    “On my honor, I will do my best to do my duty for God and my country and to obey the Scout laws…” by your reasoning, the Boy Scouts of America are a religion.


    I also think our degrees are opportunities for communal religious practice, even if it doesn't include theistic devotion.


    Degrees are not religious practice. They are moral lessons imparted through legend. That they are universal reflects on the fundamental basics of the lesson imparted not the faith of the individual.


    With the addition of meaningful life event rituals and divine service, it would be ready to roll. Although, with Masonic funerals, DeMolay initiations for adolescents, and some Masonic wedding and baptism rituals I've seen on this forum and on the Net, perhaps it already has the life event bit down...


    While the Craft does share many of the aspects one would encounter in a religious setting, it is not a religion. Now I may be a bit out of touch on some things but as I recall, a Masonic funeral I attended still had the last rites administered by a Minister and not the Worshipful Master. True, there were prayers said by the Brethren and the Chaplain did lead us in a few of them but the conduct of the Masonic side of the funeral was a formal way of acknowledging and recognizing our departed brother’s service to the Craft. This might not be the way it’s done in your jurisdiction or in India or in Ghana or South Africa but that is not a matter of Freemasonry being a religion, it is a matter of jurisdiction. The Craft fundamentally remains as it was in the beginning, a system of morality, veiled in allegory, illustrated by symbols. This system is universal in nature and can be found in virtually all religions. Freemasonry is applicable to all but specific to none. Any differences from place to place are not indicative of the Craft but to those who administer it in a particular locality. Again, my contention remains that while some may practice our gentle Craft “religiously”, it is not a religion.

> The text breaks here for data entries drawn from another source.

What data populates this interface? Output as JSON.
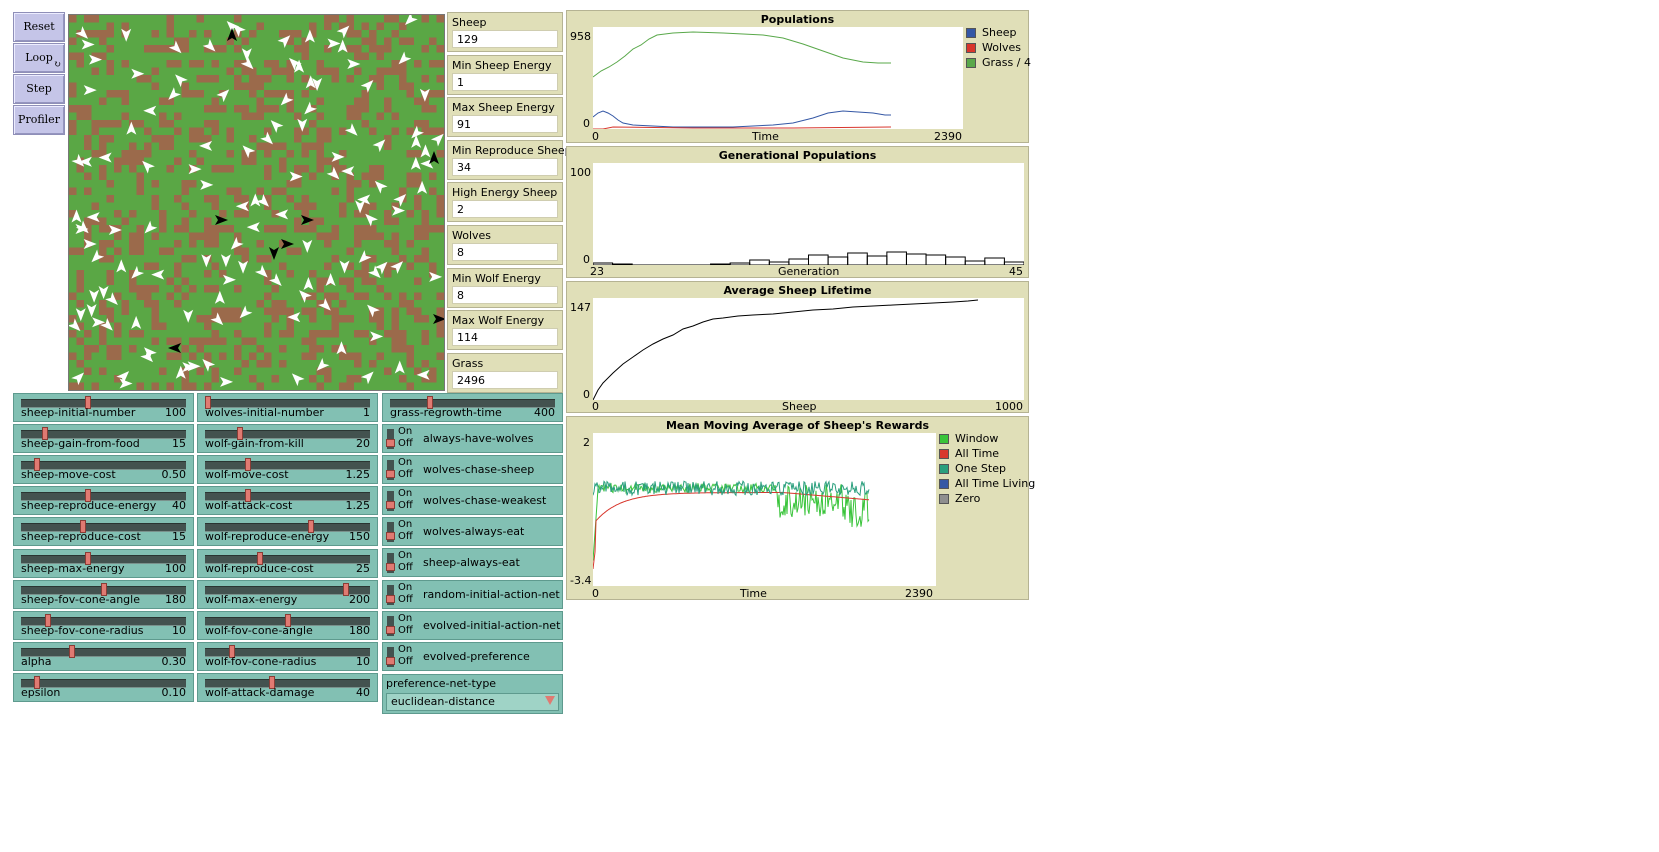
{
  "buttons": {
    "reset": "Reset",
    "loop": "Loop",
    "step": "Step",
    "profiler": "Profiler"
  },
  "monitors": [
    {
      "label": "Sheep",
      "value": "129"
    },
    {
      "label": "Min Sheep Energy",
      "value": "1"
    },
    {
      "label": "Max Sheep Energy",
      "value": "91"
    },
    {
      "label": "Min Reproduce Sheep",
      "value": "34"
    },
    {
      "label": "High Energy Sheep",
      "value": "2"
    },
    {
      "label": "Wolves",
      "value": "8"
    },
    {
      "label": "Min Wolf Energy",
      "value": "8"
    },
    {
      "label": "Max Wolf Energy",
      "value": "114"
    },
    {
      "label": "Grass",
      "value": "2496"
    }
  ],
  "sliders_col1": [
    {
      "name": "sheep-initial-number",
      "value": "100",
      "level": 0.4
    },
    {
      "name": "sheep-gain-from-food",
      "value": "15",
      "level": 0.13
    },
    {
      "name": "sheep-move-cost",
      "value": "0.50",
      "level": 0.08
    },
    {
      "name": "sheep-reproduce-energy",
      "value": "40",
      "level": 0.4
    },
    {
      "name": "sheep-reproduce-cost",
      "value": "15",
      "level": 0.37
    },
    {
      "name": "sheep-max-energy",
      "value": "100",
      "level": 0.4
    },
    {
      "name": "sheep-fov-cone-angle",
      "value": "180",
      "level": 0.5
    },
    {
      "name": "sheep-fov-cone-radius",
      "value": "10",
      "level": 0.15
    },
    {
      "name": "alpha",
      "value": "0.30",
      "level": 0.3
    },
    {
      "name": "epsilon",
      "value": "0.10",
      "level": 0.08
    }
  ],
  "sliders_col2": [
    {
      "name": "wolves-initial-number",
      "value": "1",
      "level": 0.0
    },
    {
      "name": "wolf-gain-from-kill",
      "value": "20",
      "level": 0.2
    },
    {
      "name": "wolf-move-cost",
      "value": "1.25",
      "level": 0.25
    },
    {
      "name": "wolf-attack-cost",
      "value": "1.25",
      "level": 0.25
    },
    {
      "name": "wolf-reproduce-energy",
      "value": "150",
      "level": 0.65
    },
    {
      "name": "wolf-reproduce-cost",
      "value": "25",
      "level": 0.33
    },
    {
      "name": "wolf-max-energy",
      "value": "200",
      "level": 0.87
    },
    {
      "name": "wolf-fov-cone-angle",
      "value": "180",
      "level": 0.5
    },
    {
      "name": "wolf-fov-cone-radius",
      "value": "10",
      "level": 0.15
    },
    {
      "name": "wolf-attack-damage",
      "value": "40",
      "level": 0.4
    }
  ],
  "grass_slider": {
    "name": "grass-regrowth-time",
    "value": "400",
    "level": 0.23
  },
  "switches": [
    {
      "on": "On",
      "off": "Off",
      "name": "always-have-wolves"
    },
    {
      "on": "On",
      "off": "Off",
      "name": "wolves-chase-sheep"
    },
    {
      "on": "On",
      "off": "Off",
      "name": "wolves-chase-weakest"
    },
    {
      "on": "On",
      "off": "Off",
      "name": "wolves-always-eat"
    },
    {
      "on": "On",
      "off": "Off",
      "name": "sheep-always-eat"
    },
    {
      "on": "On",
      "off": "Off",
      "name": "random-initial-action-net"
    },
    {
      "on": "On",
      "off": "Off",
      "name": "evolved-initial-action-net"
    },
    {
      "on": "On",
      "off": "Off",
      "name": "evolved-preference"
    }
  ],
  "chooser": {
    "label": "preference-net-type",
    "value": "euclidean-distance"
  },
  "plots": {
    "populations": {
      "title": "Populations",
      "ymin": "0",
      "ymax": "958",
      "xmin": "0",
      "xmax": "2390",
      "xlabel": "Time",
      "legend": [
        {
          "name": "Sheep",
          "color": "#3457a5"
        },
        {
          "name": "Wolves",
          "color": "#d8362c"
        },
        {
          "name": "Grass / 4",
          "color": "#59a84a"
        }
      ]
    },
    "generational": {
      "title": "Generational Populations",
      "ymin": "0",
      "ymax": "100",
      "xmin": "23",
      "xmax": "45",
      "xlabel": "Generation"
    },
    "lifetime": {
      "title": "Average Sheep Lifetime",
      "ymin": "0",
      "ymax": "147",
      "xmin": "0",
      "xmax": "1000",
      "xlabel": "Sheep"
    },
    "rewards": {
      "title": "Mean Moving Average of Sheep's Rewards",
      "ymin": "-3.4",
      "ymax": "2",
      "xmin": "0",
      "xmax": "2390",
      "xlabel": "Time",
      "legend": [
        {
          "name": "Window",
          "color": "#39c43a"
        },
        {
          "name": "All Time",
          "color": "#d8362c"
        },
        {
          "name": "One Step",
          "color": "#2a9f7d"
        },
        {
          "name": "All Time Living",
          "color": "#3457a5"
        },
        {
          "name": "Zero",
          "color": "#8f8f8f"
        }
      ]
    }
  },
  "colors": {
    "grass": "#5aa745",
    "dirt": "#9b6a4b",
    "sheep": "#ffffff",
    "wolf": "#000000"
  }
}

    In closing, Christopher you make a great presentation! Very thoughtful and well presented, I'm glad to count you as one of my Brothers.:SNC:
     
    Last edited: Jun 4, 2010

Share My Freemasonry